The more important art theme, however, is that of the paradox of art: Life’s movement finally results in the fixity of death, but art’s immutable form lives eternally. Through improvisation, Doctor Hinkfuss tries to escape in temporal theater the “crystallization” of the playwright’s literary art.
A broader theme is the paradox of being and seeming; this contrast between appearance and reality is best shown in the Sicilian story that the actors dramatize (although their moving in and out of character and in and out of the audience beautifully illustrates the philosophical concept of multiple planes of reality). In the interior play, the La Croce women, apparently frivolous, are actually competent in women’s domestic tasks. Their behavior, though it seems immoral to the Sicilians, is shown in the home scene to be free but innocent. Even their interest in theater and opera, which at first seems to be escapist, becomes in the flux of time the practical means of their economic survival.
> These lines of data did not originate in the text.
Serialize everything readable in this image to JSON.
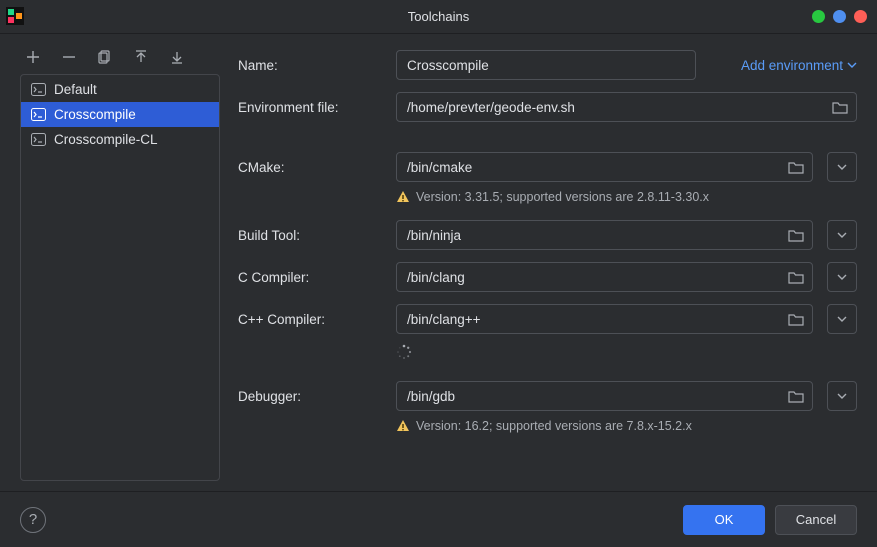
{
  "window": {
    "title": "Toolchains"
  },
  "sidebar": {
    "items": [
      {
        "label": "Default"
      },
      {
        "label": "Crosscompile"
      },
      {
        "label": "Crosscompile-CL"
      }
    ],
    "selected_index": 1
  },
  "form": {
    "name_label": "Name:",
    "name_value": "Crosscompile",
    "add_env_label": "Add environment",
    "env_file_label": "Environment file:",
    "env_file_value": "/home/prevter/geode-env.sh",
    "cmake_label": "CMake:",
    "cmake_value": "/bin/cmake",
    "cmake_warning": "Version: 3.31.5; supported versions are 2.8.11-3.30.x",
    "build_tool_label": "Build Tool:",
    "build_tool_value": "/bin/ninja",
    "c_compiler_label": "C Compiler:",
    "c_compiler_value": "/bin/clang",
    "cpp_compiler_label": "C++ Compiler:",
    "cpp_compiler_value": "/bin/clang++",
    "debugger_label": "Debugger:",
    "debugger_value": "/bin/gdb",
    "debugger_warning": "Version: 16.2; supported versions are 7.8.x-15.2.x"
  },
  "footer": {
    "ok": "OK",
    "cancel": "Cancel"
  }
}
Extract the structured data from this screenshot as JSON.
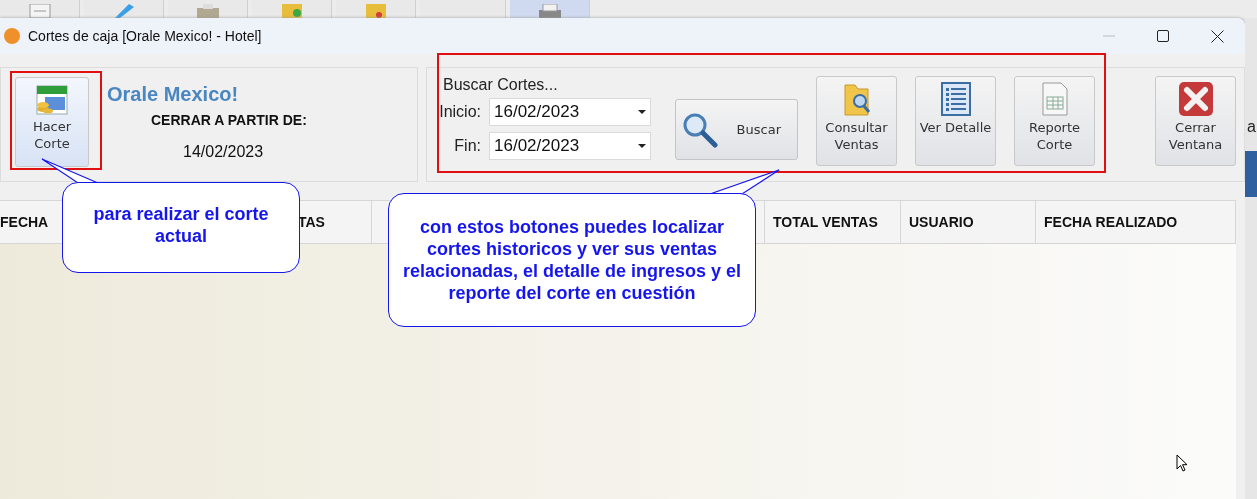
{
  "background_toolbar": {
    "buttons": [
      {
        "kind": "document",
        "selected": false
      },
      {
        "kind": "pencil",
        "selected": false
      },
      {
        "kind": "register",
        "selected": false
      },
      {
        "kind": "folder-in",
        "selected": false
      },
      {
        "kind": "folder-out",
        "selected": false
      },
      {
        "kind": "blank",
        "selected": false
      },
      {
        "kind": "printer",
        "selected": true
      }
    ]
  },
  "window": {
    "title": "Cortes de caja [Orale Mexico! - Hotel]"
  },
  "cut_panel": {
    "button": {
      "label": "Hacer Corte",
      "kind": "calendar"
    },
    "business_name": "Orale Mexico!",
    "close_from_label": "CERRAR A PARTIR DE:",
    "close_from_date": "14/02/2023"
  },
  "search_panel": {
    "title": "Buscar Cortes...",
    "start_label": "Inicio:",
    "start_date": "16/02/2023",
    "end_label": "Fin:",
    "end_date": "16/02/2023",
    "search_button": "Buscar",
    "buttons": [
      {
        "label": "Consultar Ventas",
        "kind": "folder"
      },
      {
        "label": "Ver Detalle",
        "kind": "list"
      },
      {
        "label": "Reporte Corte",
        "kind": "sheet"
      }
    ]
  },
  "close_button": {
    "label": "Cerrar Ventana",
    "kind": "close"
  },
  "table": {
    "columns": [
      "FECHA",
      "TAS",
      "TOTAL VENTAS",
      "USUARIO",
      "FECHA REALIZADO"
    ]
  },
  "callouts": [
    {
      "text": "para realizar el corte actual"
    },
    {
      "text": "con estos botones puedes localizar cortes historicos y ver sus ventas relacionadas, el detalle de ingresos y el reporte del corte en cuestión"
    }
  ],
  "background_window": {
    "text_fragment": "a"
  }
}
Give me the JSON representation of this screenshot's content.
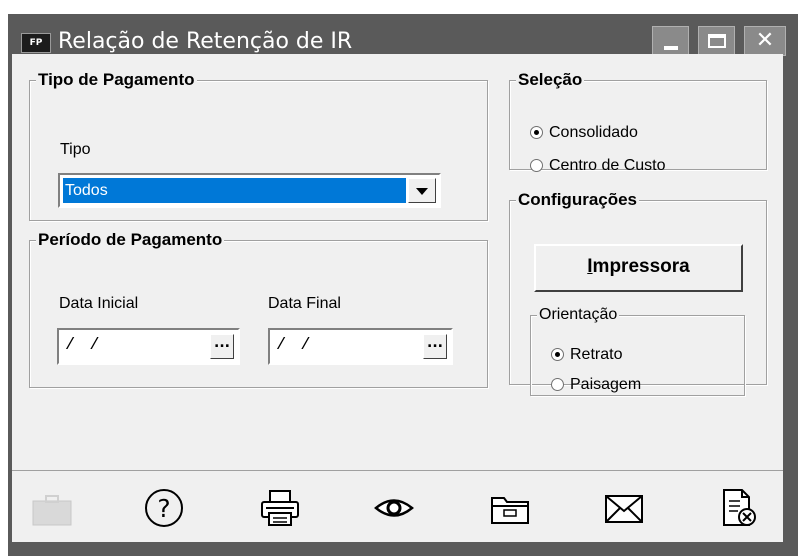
{
  "window": {
    "app_icon_text": "FP",
    "title": "Relação de Retenção de IR"
  },
  "tipo_pagamento": {
    "legend": "Tipo de Pagamento",
    "tipo_label": "Tipo",
    "tipo_value": "Todos"
  },
  "periodo": {
    "legend": "Período de Pagamento",
    "data_inicial_label": "Data Inicial",
    "data_inicial_value": "/ /",
    "data_final_label": "Data Final",
    "data_final_value": "/ /",
    "ellipsis": "..."
  },
  "selecao": {
    "legend": "Seleção",
    "options": [
      {
        "label": "Consolidado",
        "selected": true
      },
      {
        "label": "Centro de Custo",
        "selected": false
      }
    ]
  },
  "configuracoes": {
    "legend": "Configurações",
    "impressora_first": "I",
    "impressora_rest": "mpressora",
    "orientacao_legend": "Orientação",
    "options": [
      {
        "label": "Retrato",
        "selected": true
      },
      {
        "label": "Paisagem",
        "selected": false
      }
    ]
  },
  "toolbar": {
    "icons": [
      "briefcase-icon",
      "help-icon",
      "printer-icon",
      "preview-eye-icon",
      "folder-icon",
      "mail-icon",
      "close-document-icon"
    ],
    "help_glyph": "?"
  },
  "colors": {
    "title_bar": "#5a5a5a",
    "selection": "#0078d7",
    "face": "#f0f0f0"
  }
}
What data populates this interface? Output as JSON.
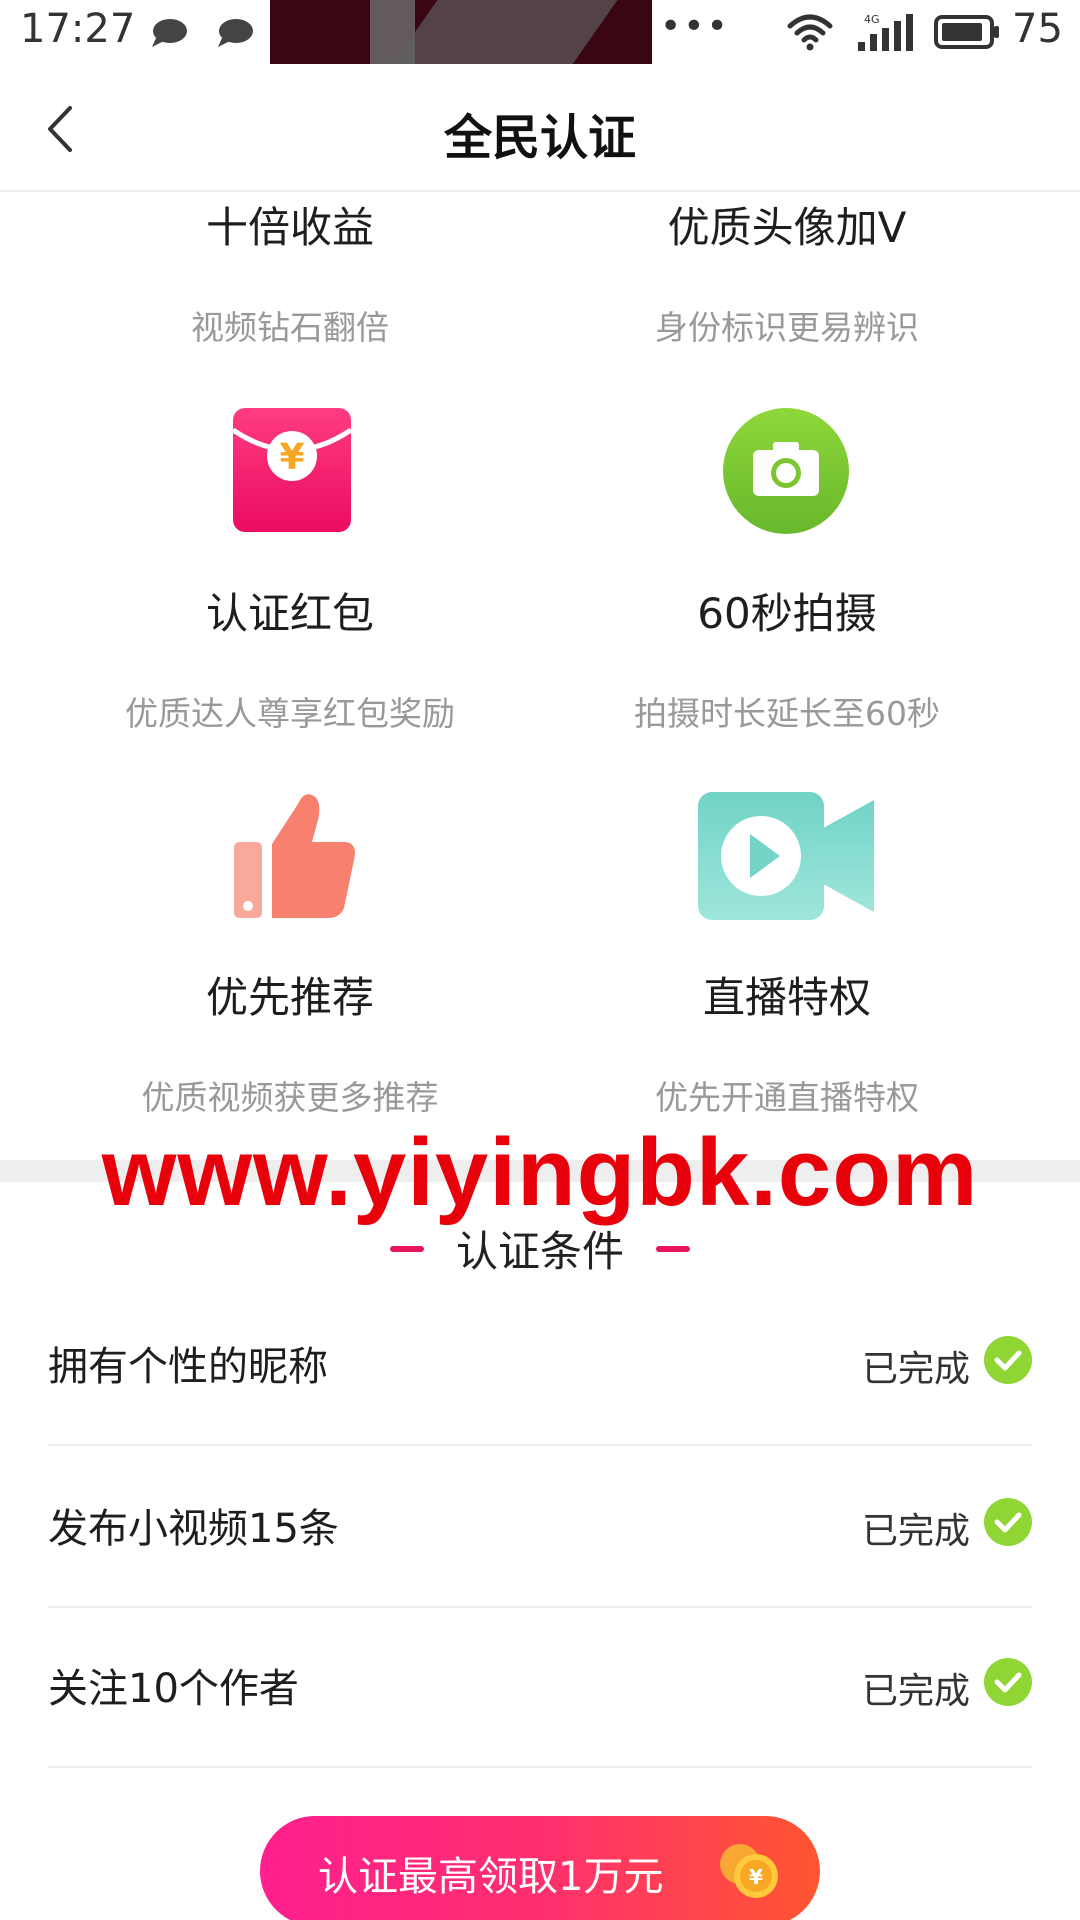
{
  "status_bar": {
    "time": "17:27",
    "more": "•••",
    "network": "4G",
    "battery": "75"
  },
  "header": {
    "title": "全民认证"
  },
  "benefits": [
    {
      "title": "十倍收益",
      "subtitle": "视频钻石翻倍",
      "icon": ""
    },
    {
      "title": "优质头像加V",
      "subtitle": "身份标识更易辨识",
      "icon": ""
    },
    {
      "title": "认证红包",
      "subtitle": "优质达人尊享红包奖励",
      "icon": "red-envelope-icon"
    },
    {
      "title": "60秒拍摄",
      "subtitle": "拍摄时长延长至60秒",
      "icon": "camera-icon"
    },
    {
      "title": "优先推荐",
      "subtitle": "优质视频获更多推荐",
      "icon": "thumbs-up-icon"
    },
    {
      "title": "直播特权",
      "subtitle": "优先开通直播特权",
      "icon": "video-camera-icon"
    }
  ],
  "watermark": "www.yiyingbk.com",
  "requirements": {
    "heading": "认证条件",
    "items": [
      {
        "label": "拥有个性的昵称",
        "status": "已完成"
      },
      {
        "label": "发布小视频15条",
        "status": "已完成"
      },
      {
        "label": "关注10个作者",
        "status": "已完成"
      }
    ]
  },
  "cta": {
    "label": "认证最高领取1万元",
    "coin_symbol": "¥"
  },
  "colors": {
    "accent_pink": "#ff1f8e",
    "accent_orange": "#ff5630",
    "check_green": "#8fd534",
    "watermark_red": "#e8000b",
    "envelope_pink": "#f0156a",
    "camera_green": "#7dc832",
    "thumb_salmon": "#f8806e",
    "video_teal": "#6ed3c6"
  }
}
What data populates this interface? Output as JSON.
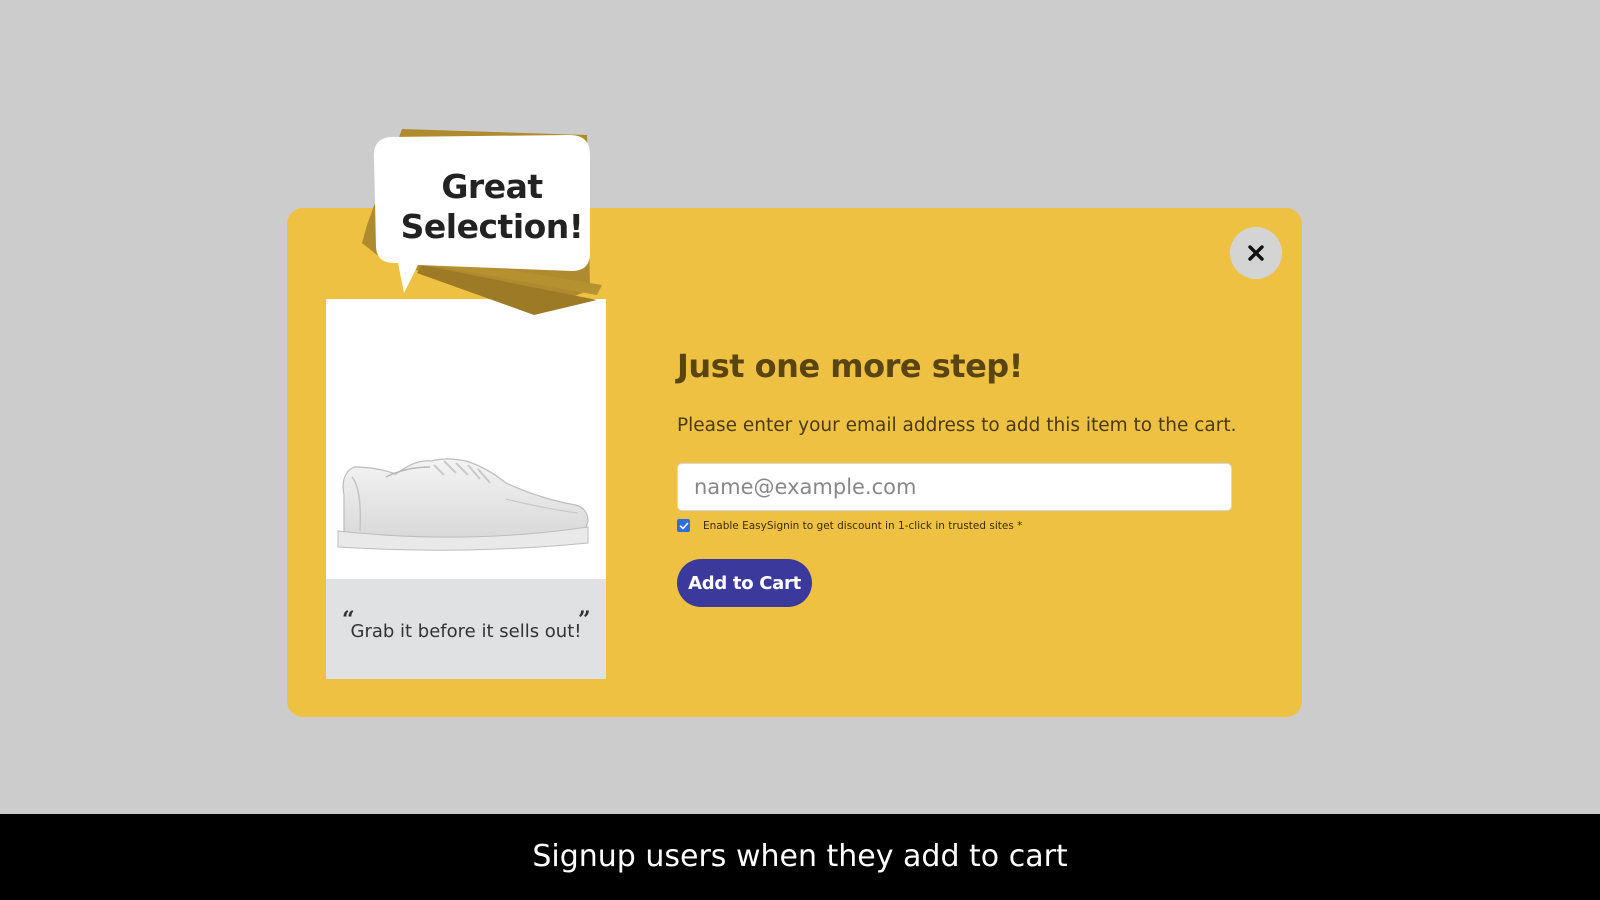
{
  "bubble": {
    "line1": "Great",
    "line2": "Selection!"
  },
  "product": {
    "image_name": "white-sneaker",
    "quote": "Grab it before it sells out!"
  },
  "modal": {
    "close_icon": "close-icon",
    "title": "Just one more step!",
    "description": "Please enter your email address to add this item to the cart.",
    "email": {
      "value": "",
      "placeholder": "name@example.com"
    },
    "consent": {
      "checked": true,
      "label": "Enable EasySignin to get discount in 1-click in trusted sites *"
    },
    "submit_label": "Add to Cart"
  },
  "caption": "Signup users when they add to cart",
  "colors": {
    "background": "#cccccc",
    "modal": "#eec143",
    "bubble_shadow": "#b08a2e",
    "button": "#3b3a9c",
    "checkbox": "#2e6fe0",
    "caption_bar": "#000000"
  }
}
A corollary to the paradox of being and seeming is Luigi Pirandello’s conception of the multiplicity of personality. The various personalities may be imposed by others, by the passage of time, and by oneself. The Sicilians, including Verri, impose upon Mommina the quality of looseness that they ascribe to her mother and sisters. To please Verri, she herself assumes a puritanical character, but Verri attributes to her a deep-lying wildness, the appearance of which he must hide by confining her to his home. With the passage of time, Verri’s distrust creates in Mommina a spirit of resignation, defeat, and weariness. Then time and external circumstance again reveal another face: When she has learned of her sister’s success, Mommina admits having a stifled personality; she says that she is the one who should have become the successful singer. In her swan song she becomes again the person who had loved music and performance and the joys of the gypsy maiden’s free life. Mommina’s death, the leading lady’s participation in it, and, in the intensity of this tragic moment, Hinkfuss’s abandoning his plan to end the play with a “bit of farce”—these and the father’s earlier identification of the chanteuse’s tearful performance with his daughter’s genuine sorrow demonstrate Pirandello’s ever-present vision of the life of being and seeming as one of intense suffering.